As a reporter, I never know what I’ll get at a press conference. It might be a news-worthy event or just a stunt to milk some free publicity. Recently, I covered a dairy announcement that definitely deserved front-page billing.
While plummeting milk prices and skyrocketing feed costs are keeping many of Iowa’s dairy farmers awake with worry at night, Joe Lyon has a different perspective.
“Milking gets me up in the morning and helps me get to sleep at night,” said Lyon who operates a herd of 300 Jersey cows in Tama County with his family. His idea to help families in need spurred the Midwest Dairy Association to donate $65,000 to Iowa food banks.
“The dairy business has been good to us,” said Lyon standing next to a display of jugs of milk, cartons of yogurt and nearly a ton of cheese. “It’s a little tough going now, but it’s the same for other industries.”
Tough going means that dairy farmers are losing money every month because it costs more to feed their cows than what they make selling the milk. It means that many of them are opting to cull their cows, which is to sell them to become hamburgers instead of milkshake-makers.
Many dairy farmers are reaching the breaking point and may simply decide that they’ve reached the end of the road. This spring, former Iowa State University Extension dairy specialist Robert Tigner said Iowa will most likely lose some smaller dairy operations.
Tough going is an understatement. Hanging on for dear life might be more accurate.
But, instead of looking for a handout, like many big businesses have done, Lyon would rather help out.

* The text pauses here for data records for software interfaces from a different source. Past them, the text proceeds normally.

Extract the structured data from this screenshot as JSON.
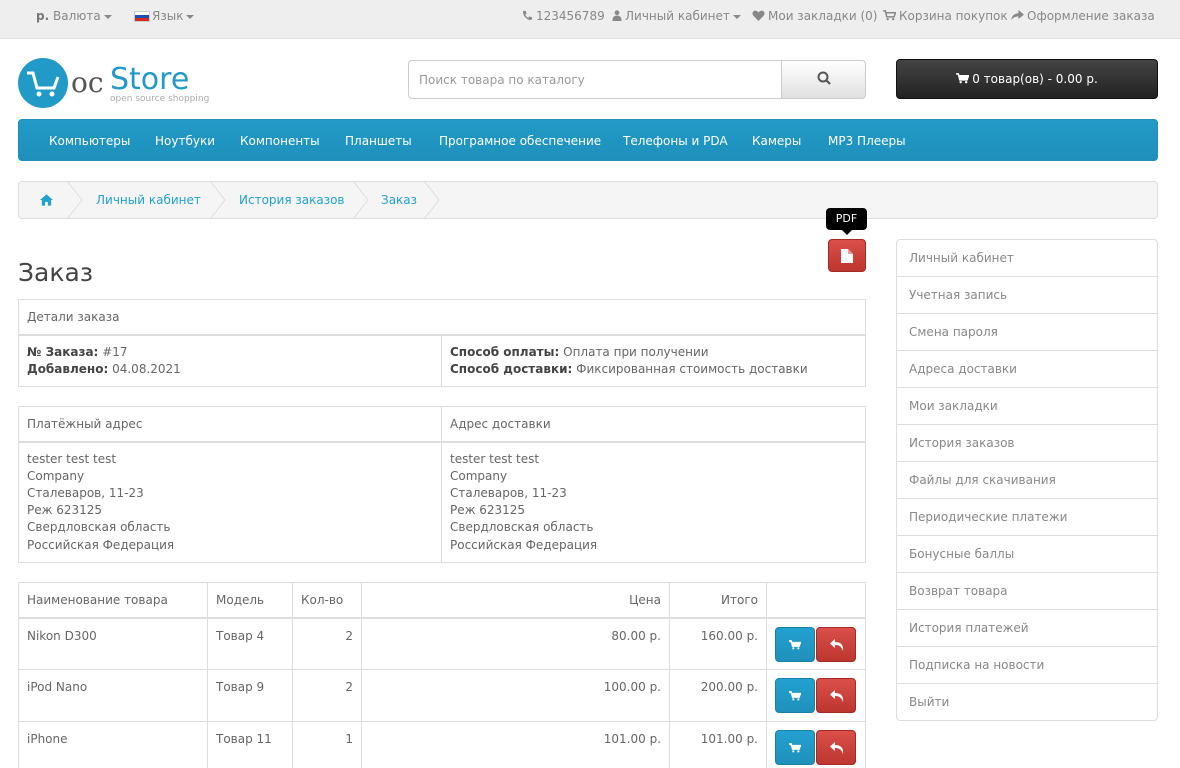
{
  "topbar": {
    "currency_symbol": "р.",
    "currency_label": "Валюта",
    "language_label": "Язык",
    "phone": "123456789",
    "account": "Личный кабинет",
    "wishlist": "Мои закладки (0)",
    "cart": "Корзина покупок",
    "checkout": "Оформление заказа"
  },
  "logo": {
    "oc": "oc",
    "store": "Store",
    "tagline": "open source shopping"
  },
  "search": {
    "placeholder": "Поиск товара по каталогу"
  },
  "cart_button": {
    "label": "0 товар(ов) - 0.00 р."
  },
  "menu": [
    "Компьютеры",
    "Ноутбуки",
    "Компоненты",
    "Планшеты",
    "Програмное обеспечение",
    "Телефоны и PDA",
    "Камеры",
    "MP3 Плееры"
  ],
  "breadcrumb": [
    "Личный кабинет",
    "История заказов",
    "Заказ"
  ],
  "pdf_tooltip": "PDF",
  "page_title": "Заказ",
  "order_details": {
    "header": "Детали заказа",
    "order_no_label": "№ Заказа:",
    "order_no": "#17",
    "added_label": "Добавлено:",
    "added": "04.08.2021",
    "payment_label": "Способ оплаты:",
    "payment": "Оплата при получении",
    "shipping_label": "Способ доставки:",
    "shipping": "Фиксированная стоимость доставки"
  },
  "addresses": {
    "payment_header": "Платёжный адрес",
    "shipping_header": "Адрес доставки",
    "payment_lines": [
      "tester test test",
      "Company",
      "Сталеваров, 11-23",
      "Реж 623125",
      "Свердловская область",
      "Российская Федерация"
    ],
    "shipping_lines": [
      "tester test test",
      "Company",
      "Сталеваров, 11-23",
      "Реж 623125",
      "Свердловская область",
      "Российская Федерация"
    ]
  },
  "products": {
    "headers": [
      "Наименование товара",
      "Модель",
      "Кол-во",
      "Цена",
      "Итого"
    ],
    "rows": [
      {
        "name": "Nikon D300",
        "model": "Товар 4",
        "qty": "2",
        "price": "80.00 р.",
        "total": "160.00 р."
      },
      {
        "name": "iPod Nano",
        "model": "Товар 9",
        "qty": "2",
        "price": "100.00 р.",
        "total": "200.00 р."
      },
      {
        "name": "iPhone",
        "model": "Товар 11",
        "qty": "1",
        "price": "101.00 р.",
        "total": "101.00 р."
      }
    ]
  },
  "sidebar": [
    "Личный кабинет",
    "Учетная запись",
    "Смена пароля",
    "Адреса доставки",
    "Мои закладки",
    "История заказов",
    "Файлы для скачивания",
    "Периодические платежи",
    "Бонусные баллы",
    "Возврат товара",
    "История платежей",
    "Подписка на новости",
    "Выйти"
  ],
  "colors": {
    "menu": "#229ac8",
    "link": "#23a1d1",
    "danger": "#da4f49",
    "cart": "#333333"
  }
}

“I got to thinking about how we can help others,” he said. “I hope it will inspire others, because dairy farmers really care about their fellow man.”
The $65,000 donation will help Iowa’s six food banks offer dairy products and health information to those in need for the next 12 months. Carrie Miller, with the Des Moines-area food bank, which serves 42 counties and 285 partner agencies, said it’s a challenge to keep dairy products on hand and the donation would definitely serve that critical need.
Food bank products are distributed at missions, soup kitchens and through other organizations that help people who are in need of food.
“This is amazing and it’s heartwarming to see dairy farmers be so generous now, when people are in need more than ever,” said Miller.
In all honesty, Lyon could probably qualify as someone in need. But he doesn’t see it that way.
He’s hardworking, humble and extremely proud of his family’s profession.
“My family is proud to raise a wholesome, nutritious product,” said Lyon simply. “And we all need help sometimes in our lives.”
Written by Heather Lilienthal
Heather is an Ag Commodities Writer for the Iowa Farm Bureau.
A toast to Iowa’s dairy donation